State laws and local school district policies set the requirements for discipline proceedings in public schools. But all schools must meet federal standards that protect students’ constitutional right to defend themselves in a fair hearing before they’re excluded from public education. (For more details, see our article on students’ rights in school disciplinary proceedings.)
Special Rules for Students With Disabilities
A federal law known as the Individuals with Disabilities Education Act (IDEA) includes special protections for students with disabilities who are facing expulsion. IDEA gives these students the right to free, appropriate public education. It also sets limits on when and how schools can change a special education student’s placement or services. Because expulsion from school means a change in placement, schools must follow special procedures before they expel these students. Among other requirements, they have to hold a hearing to decide if the misconduct was directly related to the student’s disability. If it was, the special education team must take certain steps, like developing or modifying a behavioral intervention plan.
During and After Expulsion
When students have been expelled, the school may assign them to attend alternative education programs designed to address kids with behavior problems. Some states require schools to refer expelled students to these programs. Several courts have ruled that schools didn’t deny students’ right to public education by expelling them if they were allowed to attend alternative education programs. (For example, see Swindle v. Livingston Parish School Bd., 655 F.3d 386 (5th Cir. 2011).) However, some courts have held that schools didn’t violate students’ constitutional equal protection rights by expelling them without providing alternate educational benefits, because the students were allowed to return to school after their expulsion. (See In re R.M., 102 p.3D 868 (Sup. Ct. Wyo. 2004).)
After students have been expelled, they may be able to apply to private schools, online programs, or public schools in other districts (as nonresidents). But those schools can—and often do—turn them down. And some states explicitly prevent expelled students from enrollment in any other public school in the state.
Even after the expulsion period is over, students may have to apply to be reenrolled in school and go through a review process.

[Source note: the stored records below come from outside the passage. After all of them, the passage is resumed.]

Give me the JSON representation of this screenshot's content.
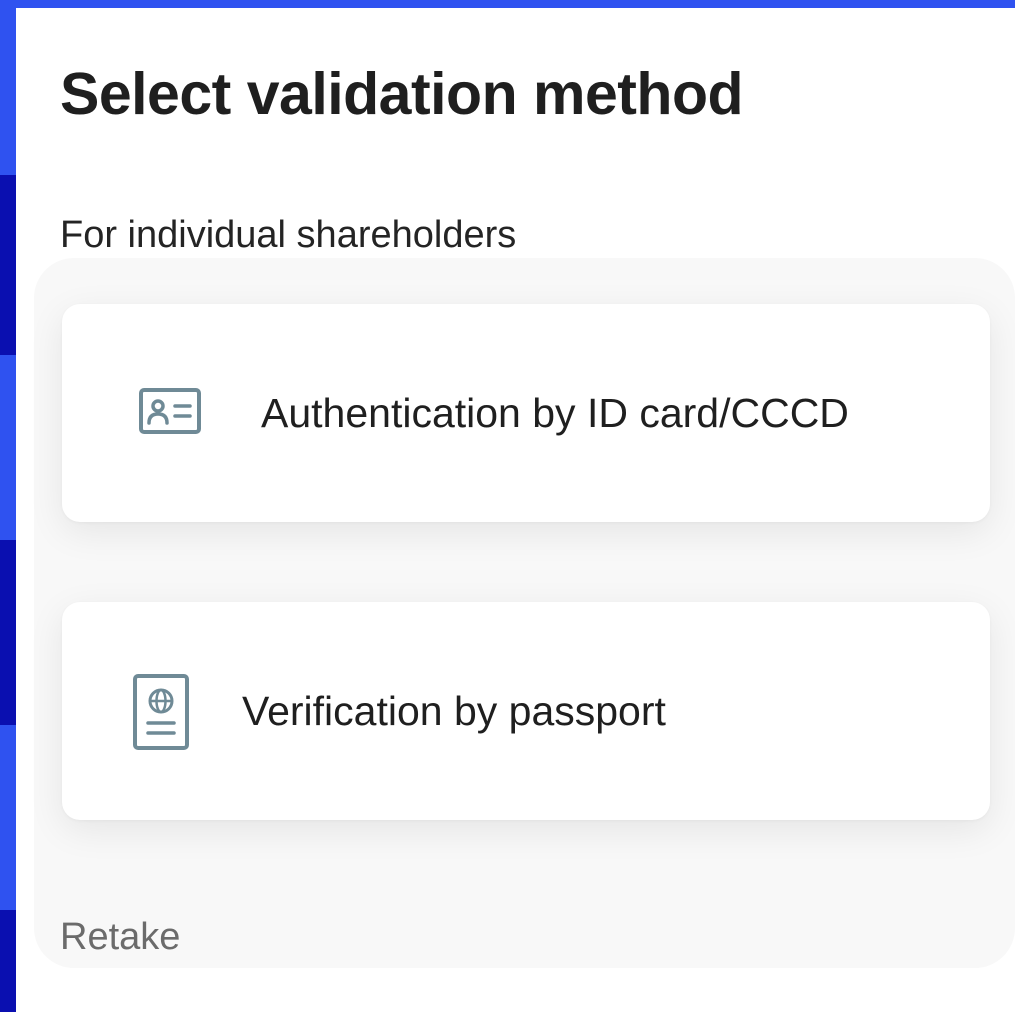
{
  "header": {
    "title": "Select validation method"
  },
  "section": {
    "label": "For individual shareholders"
  },
  "options": [
    {
      "label": "Authentication by ID card/CCCD",
      "icon": "id-card-icon"
    },
    {
      "label": "Verification by passport",
      "icon": "passport-icon"
    }
  ],
  "footer": {
    "retake_label": "Retake"
  },
  "colors": {
    "frame_accent": "#2f52f0",
    "frame_edge": "#0a0fb0",
    "text_primary": "#1f1f1f",
    "text_muted": "#6b6b6b",
    "icon_stroke": "#6f8a96",
    "panel_bg": "#f8f8f8",
    "card_bg": "#ffffff"
  }
}
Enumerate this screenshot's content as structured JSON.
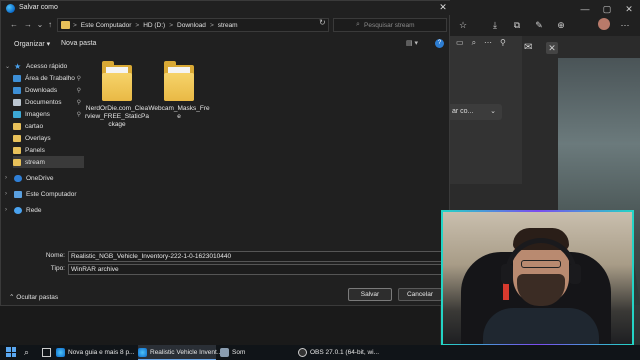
{
  "dialog": {
    "title": "Salvar como",
    "close_glyph": "✕"
  },
  "nav": {
    "back": "←",
    "forward": "→",
    "recent": "⌄",
    "up": "↑"
  },
  "address": {
    "crumbs": [
      "Este Computador",
      "HD (D:)",
      "Download",
      "stream"
    ],
    "separator": ">",
    "chevron": "⌄",
    "refresh": "↻"
  },
  "search": {
    "placeholder": "Pesquisar stream",
    "icon": "search-icon"
  },
  "commands": {
    "organize": "Organizar ▾",
    "new_folder": "Nova pasta",
    "view": "▤ ▾",
    "help": "?"
  },
  "navpane": {
    "items": [
      {
        "label": "Acesso rápido",
        "icon": "star-icon"
      },
      {
        "label": "Área de Trabalho",
        "icon": "desktop-icon",
        "pinned": true
      },
      {
        "label": "Downloads",
        "icon": "download-icon",
        "pinned": true
      },
      {
        "label": "Documentos",
        "icon": "documents-icon",
        "pinned": true
      },
      {
        "label": "Imagens",
        "icon": "images-icon",
        "pinned": true
      },
      {
        "label": "cartao",
        "icon": "folder-icon"
      },
      {
        "label": "Overlays",
        "icon": "folder-icon"
      },
      {
        "label": "Panels",
        "icon": "folder-icon"
      },
      {
        "label": "stream",
        "icon": "folder-icon",
        "selected": true
      },
      {
        "label": "OneDrive",
        "icon": "cloud-icon"
      },
      {
        "label": "Este Computador",
        "icon": "computer-icon"
      },
      {
        "label": "Rede",
        "icon": "network-icon"
      }
    ],
    "pin_glyph": "📌",
    "expand_glyph": "›",
    "collapse_glyph": "⌄"
  },
  "files": [
    {
      "label": "NerdOrDie.com_Clearview_FREE_StaticPackage"
    },
    {
      "label": "Webcam_Masks_Free"
    }
  ],
  "fields": {
    "name_label": "Nome:",
    "name_value": "Realistic_NGB_Vehicle_Inventory-222-1-0-1623010440",
    "type_label": "Tipo:",
    "type_value": "WinRAR archive"
  },
  "footer": {
    "hide_folders": "Ocultar pastas",
    "hide_glyph": "⌃",
    "save": "Salvar",
    "cancel": "Cancelar"
  },
  "background_browser": {
    "save_dropdown": "ar co...",
    "window_min": "—",
    "window_max": "▢",
    "window_close": "✕"
  },
  "taskbar": {
    "items": [
      {
        "label": "Nova guia e mais 8 p...",
        "icon": "edge-icon"
      },
      {
        "label": "Realistic Vehicle Invent...",
        "icon": "edge-icon",
        "active": true
      },
      {
        "label": "Som",
        "icon": "speaker-icon"
      },
      {
        "label": "OBS 27.0.1 (64-bit, wi...",
        "icon": "obs-icon"
      }
    ]
  },
  "colors": {
    "accent": "#2d7dd2",
    "folder": "#e8c15a",
    "webcam_border_1": "#23d5c5",
    "webcam_border_2": "#7b4bf0"
  }
}
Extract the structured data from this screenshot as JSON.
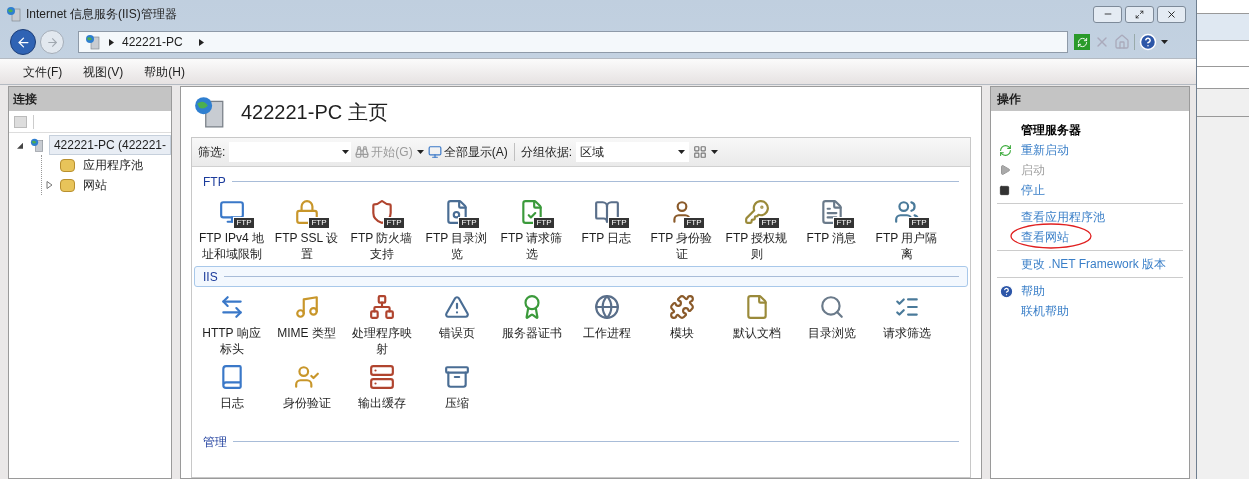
{
  "window": {
    "title": "Internet 信息服务(IIS)管理器"
  },
  "address_bar": {
    "path": [
      "422221-PC"
    ]
  },
  "menu": [
    "文件(F)",
    "视图(V)",
    "帮助(H)"
  ],
  "connections": {
    "title": "连接",
    "tree": [
      {
        "label": "422221-PC (422221-",
        "expanded": true,
        "selected": true,
        "children": [
          {
            "label": "应用程序池",
            "has_children": false
          },
          {
            "label": "网站",
            "has_children": true
          }
        ]
      }
    ]
  },
  "home": {
    "title": "422221-PC 主页",
    "toolbar": {
      "filter_label": "筛选:",
      "start_button": "开始(G)",
      "start_disabled": true,
      "show_all": "全部显示(A)",
      "group_by_label": "分组依据:",
      "group_by_value": "区域"
    },
    "groups": [
      {
        "title": "FTP",
        "selected": false,
        "features": [
          {
            "label": "FTP IPv4 地址和域限制",
            "badge": "FTP"
          },
          {
            "label": "FTP SSL 设置",
            "badge": "FTP"
          },
          {
            "label": "FTP 防火墙支持",
            "badge": "FTP"
          },
          {
            "label": "FTP 目录浏览",
            "badge": "FTP"
          },
          {
            "label": "FTP 请求筛选",
            "badge": "FTP"
          },
          {
            "label": "FTP 日志",
            "badge": "FTP"
          },
          {
            "label": "FTP 身份验证",
            "badge": "FTP"
          },
          {
            "label": "FTP 授权规则",
            "badge": "FTP"
          },
          {
            "label": "FTP 消息",
            "badge": "FTP"
          },
          {
            "label": "FTP 用户隔离",
            "badge": "FTP"
          }
        ]
      },
      {
        "title": "IIS",
        "selected": true,
        "features": [
          {
            "label": "HTTP 响应标头"
          },
          {
            "label": "MIME 类型"
          },
          {
            "label": "处理程序映射"
          },
          {
            "label": "错误页"
          },
          {
            "label": "服务器证书"
          },
          {
            "label": "工作进程"
          },
          {
            "label": "模块"
          },
          {
            "label": "默认文档"
          },
          {
            "label": "目录浏览"
          },
          {
            "label": "请求筛选"
          },
          {
            "label": "日志"
          },
          {
            "label": "身份验证"
          },
          {
            "label": "输出缓存"
          },
          {
            "label": "压缩"
          }
        ]
      },
      {
        "title": "管理",
        "selected": false
      }
    ]
  },
  "actions": {
    "title": "操作",
    "groups": [
      [
        {
          "kind": "heading",
          "label": "管理服务器",
          "disabled": false,
          "circled": false
        },
        {
          "kind": "restart",
          "label": "重新启动",
          "disabled": false,
          "circled": false
        },
        {
          "kind": "start",
          "label": "启动",
          "disabled": true,
          "circled": false
        },
        {
          "kind": "stop",
          "label": "停止",
          "disabled": false,
          "circled": false
        }
      ],
      [
        {
          "kind": "link",
          "label": "查看应用程序池",
          "disabled": false,
          "circled": false
        },
        {
          "kind": "link",
          "label": "查看网站",
          "disabled": false,
          "circled": true
        }
      ],
      [
        {
          "kind": "link",
          "label": "更改 .NET Framework 版本",
          "disabled": false,
          "circled": false
        }
      ],
      [
        {
          "kind": "help",
          "label": "帮助",
          "disabled": false,
          "circled": false
        },
        {
          "kind": "link",
          "label": "联机帮助",
          "disabled": false,
          "circled": false
        }
      ]
    ]
  }
}
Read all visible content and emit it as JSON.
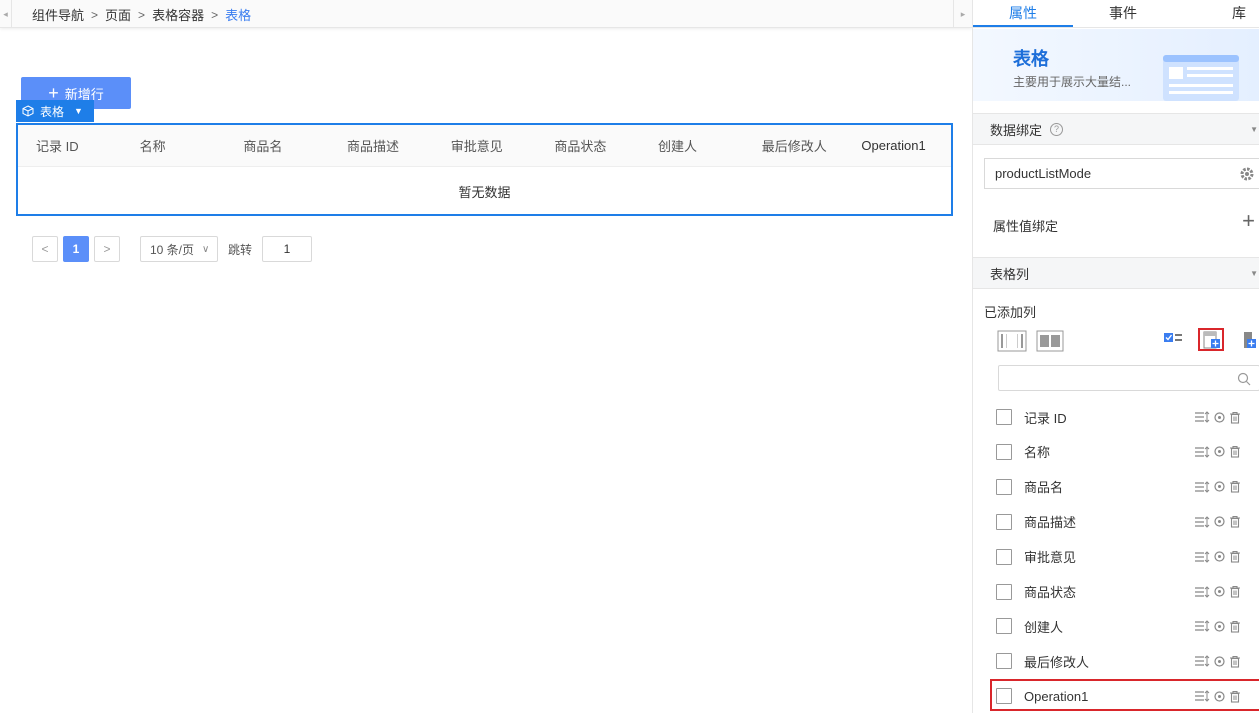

When Should You Talk to a Lawyer?
If your child has been accused of misconduct that could lead to being expelled, you’ll want to know how to approach the discipline proceedings and protect your child’s rights. If you don’t take part in the hearing, you could lose your right to challenge the expulsion. An attorney who specializes in education law should be able to explain the local rules and help you through the process. If your child has disabilities, consider consulting an attorney who’s experienced in special education law.
Go to our main school discipline FAQ page.